Tuesday, November 14, 2006
By Patrick Seale
"The visit to Washington this week of Israel's Prime Minister Ehud Olmert will provide President George W. Bush with an opportunity to correct the catastrophic slide towards the abyss of America's policy in the Middle East.
But will Bush seize the chance? Can he, at this eleventh hour, summon up the intelligence, the will and the courage to change course? In spite of cataclysmic changes in the American political landscape, there is little ground for optimism.
But to correct American policy in the Middle East would require something like a political earthquake in both Washington and Israel - and there is no sign as yet of any such upheaval. The changes required are so radical as to seem both unrealistic and unrealisable. In both countries, hard-liners are still very much in charge.
In spite of this disastrous balance sheet, there is still no consensus in the US that the invasion and occupation were a colossal mistake which can only be corrected by a full withdrawal. Fanatical neocons, such as William Kristol, editor of the Weekly Standard, are even urging the US to send in still more troops!
Friends of Israel would no doubt argue that the smashing of a major Arab state has improved Israel's strategic environment by removing any threat from the East. But the price paid by America has been very high indeed and will continue to be paid for many years unless the United States recovers the independence of its Middle East policy.
As a preliminary measure, Bush would have to force Olmert to lift his cruel siege of the Palestinians in Gaza and on the West Bank and halt all activities to extend colonies. Bush has had many opportunities to do so over the past five years, but has fudged them all. Is it at all probable that he will now have a change of heart?

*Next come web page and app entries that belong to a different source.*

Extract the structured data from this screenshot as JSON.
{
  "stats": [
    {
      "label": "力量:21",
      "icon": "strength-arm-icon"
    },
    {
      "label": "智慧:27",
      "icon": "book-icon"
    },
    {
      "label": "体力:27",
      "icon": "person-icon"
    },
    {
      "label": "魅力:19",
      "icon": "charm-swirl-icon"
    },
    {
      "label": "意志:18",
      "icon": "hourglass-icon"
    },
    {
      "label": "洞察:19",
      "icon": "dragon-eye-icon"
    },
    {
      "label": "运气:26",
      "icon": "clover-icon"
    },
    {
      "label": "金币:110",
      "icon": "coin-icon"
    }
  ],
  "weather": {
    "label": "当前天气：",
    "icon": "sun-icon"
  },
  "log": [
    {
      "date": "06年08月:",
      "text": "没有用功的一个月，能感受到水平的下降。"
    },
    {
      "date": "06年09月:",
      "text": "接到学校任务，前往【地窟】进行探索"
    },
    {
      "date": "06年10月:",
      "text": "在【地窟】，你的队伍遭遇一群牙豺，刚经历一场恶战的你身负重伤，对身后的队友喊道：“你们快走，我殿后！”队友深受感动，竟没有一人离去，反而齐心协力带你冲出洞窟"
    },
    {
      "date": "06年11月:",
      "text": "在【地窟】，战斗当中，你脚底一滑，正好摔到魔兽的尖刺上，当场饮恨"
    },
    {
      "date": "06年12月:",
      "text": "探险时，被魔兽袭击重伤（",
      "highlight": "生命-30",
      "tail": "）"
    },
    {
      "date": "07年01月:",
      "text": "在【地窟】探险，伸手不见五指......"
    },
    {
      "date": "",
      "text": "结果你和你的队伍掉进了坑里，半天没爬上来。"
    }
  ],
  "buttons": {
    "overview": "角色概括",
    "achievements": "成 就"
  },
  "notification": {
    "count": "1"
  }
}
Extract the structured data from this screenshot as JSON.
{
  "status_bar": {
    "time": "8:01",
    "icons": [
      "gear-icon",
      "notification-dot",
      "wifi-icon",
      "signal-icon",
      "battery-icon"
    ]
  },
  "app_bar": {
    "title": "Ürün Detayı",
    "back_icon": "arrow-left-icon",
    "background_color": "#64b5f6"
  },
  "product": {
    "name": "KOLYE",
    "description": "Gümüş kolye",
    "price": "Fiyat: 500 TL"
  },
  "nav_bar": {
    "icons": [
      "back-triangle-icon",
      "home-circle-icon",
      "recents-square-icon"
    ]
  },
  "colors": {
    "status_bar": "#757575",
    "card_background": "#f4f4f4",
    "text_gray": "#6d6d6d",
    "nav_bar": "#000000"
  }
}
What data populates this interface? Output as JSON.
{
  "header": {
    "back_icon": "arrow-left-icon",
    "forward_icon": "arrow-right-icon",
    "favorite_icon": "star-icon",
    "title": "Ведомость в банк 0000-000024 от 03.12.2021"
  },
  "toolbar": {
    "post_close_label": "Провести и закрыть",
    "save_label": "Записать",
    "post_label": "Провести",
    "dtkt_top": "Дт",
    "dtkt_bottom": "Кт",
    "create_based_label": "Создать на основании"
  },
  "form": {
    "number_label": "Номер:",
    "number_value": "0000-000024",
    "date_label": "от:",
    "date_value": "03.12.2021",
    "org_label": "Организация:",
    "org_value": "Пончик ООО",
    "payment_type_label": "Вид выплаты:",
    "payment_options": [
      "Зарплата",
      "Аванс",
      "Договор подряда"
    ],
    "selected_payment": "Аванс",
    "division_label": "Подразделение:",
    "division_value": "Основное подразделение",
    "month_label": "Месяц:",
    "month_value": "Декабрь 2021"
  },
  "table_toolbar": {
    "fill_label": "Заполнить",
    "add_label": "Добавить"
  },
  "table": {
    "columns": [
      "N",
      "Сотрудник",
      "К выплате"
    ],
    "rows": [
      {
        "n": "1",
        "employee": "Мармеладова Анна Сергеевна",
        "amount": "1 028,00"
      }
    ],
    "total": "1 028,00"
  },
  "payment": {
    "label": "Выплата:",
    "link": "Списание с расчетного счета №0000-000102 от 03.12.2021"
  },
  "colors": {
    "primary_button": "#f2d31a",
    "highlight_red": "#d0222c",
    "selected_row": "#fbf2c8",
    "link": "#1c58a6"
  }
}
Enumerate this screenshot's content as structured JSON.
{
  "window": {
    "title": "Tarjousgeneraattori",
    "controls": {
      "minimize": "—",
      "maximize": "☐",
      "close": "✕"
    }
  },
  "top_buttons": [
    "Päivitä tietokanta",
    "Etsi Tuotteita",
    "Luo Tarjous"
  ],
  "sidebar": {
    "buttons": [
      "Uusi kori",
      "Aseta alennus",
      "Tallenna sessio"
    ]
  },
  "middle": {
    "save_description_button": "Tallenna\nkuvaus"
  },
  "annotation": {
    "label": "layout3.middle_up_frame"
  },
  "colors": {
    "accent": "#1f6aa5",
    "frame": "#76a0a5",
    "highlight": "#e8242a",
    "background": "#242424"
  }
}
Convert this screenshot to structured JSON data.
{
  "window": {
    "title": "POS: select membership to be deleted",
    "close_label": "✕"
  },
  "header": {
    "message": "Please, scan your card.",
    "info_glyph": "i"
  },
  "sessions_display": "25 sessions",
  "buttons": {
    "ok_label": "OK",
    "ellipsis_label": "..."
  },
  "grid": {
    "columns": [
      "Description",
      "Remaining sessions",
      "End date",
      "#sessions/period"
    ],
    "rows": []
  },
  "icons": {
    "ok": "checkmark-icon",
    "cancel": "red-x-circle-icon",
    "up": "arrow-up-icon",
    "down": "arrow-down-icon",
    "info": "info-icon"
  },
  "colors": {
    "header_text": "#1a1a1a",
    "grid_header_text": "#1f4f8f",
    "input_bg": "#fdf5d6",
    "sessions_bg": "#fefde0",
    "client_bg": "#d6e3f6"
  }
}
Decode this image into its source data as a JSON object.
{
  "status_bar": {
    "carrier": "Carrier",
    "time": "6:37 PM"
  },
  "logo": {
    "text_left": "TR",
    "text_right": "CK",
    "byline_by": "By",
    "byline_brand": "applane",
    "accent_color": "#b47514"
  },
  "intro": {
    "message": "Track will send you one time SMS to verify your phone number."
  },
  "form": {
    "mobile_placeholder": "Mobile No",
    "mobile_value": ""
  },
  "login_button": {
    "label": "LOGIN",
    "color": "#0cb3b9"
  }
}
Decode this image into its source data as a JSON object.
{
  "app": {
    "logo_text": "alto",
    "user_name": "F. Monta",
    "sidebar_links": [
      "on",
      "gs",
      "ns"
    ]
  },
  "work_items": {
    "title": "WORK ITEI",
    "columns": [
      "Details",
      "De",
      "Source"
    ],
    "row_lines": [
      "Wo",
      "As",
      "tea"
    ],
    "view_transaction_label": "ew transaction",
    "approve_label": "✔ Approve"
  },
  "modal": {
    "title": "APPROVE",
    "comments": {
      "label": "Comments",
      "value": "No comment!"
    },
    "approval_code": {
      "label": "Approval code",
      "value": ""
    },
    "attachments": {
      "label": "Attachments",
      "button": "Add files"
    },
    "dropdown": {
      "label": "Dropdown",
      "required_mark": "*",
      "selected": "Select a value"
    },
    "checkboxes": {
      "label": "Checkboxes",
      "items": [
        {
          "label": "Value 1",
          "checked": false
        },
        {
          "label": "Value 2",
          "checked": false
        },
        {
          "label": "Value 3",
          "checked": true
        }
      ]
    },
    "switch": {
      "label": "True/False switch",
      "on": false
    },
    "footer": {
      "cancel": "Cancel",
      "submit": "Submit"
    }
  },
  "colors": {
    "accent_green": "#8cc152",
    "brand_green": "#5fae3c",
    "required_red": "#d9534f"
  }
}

But nothing of the sort is likely to happen. On the contrary, Olmert has moved closer to the hard right by bringing an Arab-hating racist, Avigdor Lieberman, into his cabinet. Traumatised by its failure to crush Hezbollah during the 33-day Lebanon war this summer, Israel's current mood is to expand its army and seek still more weaponry in anticipation of a "second round", rather than to respond to the many Arab calls for peace talks."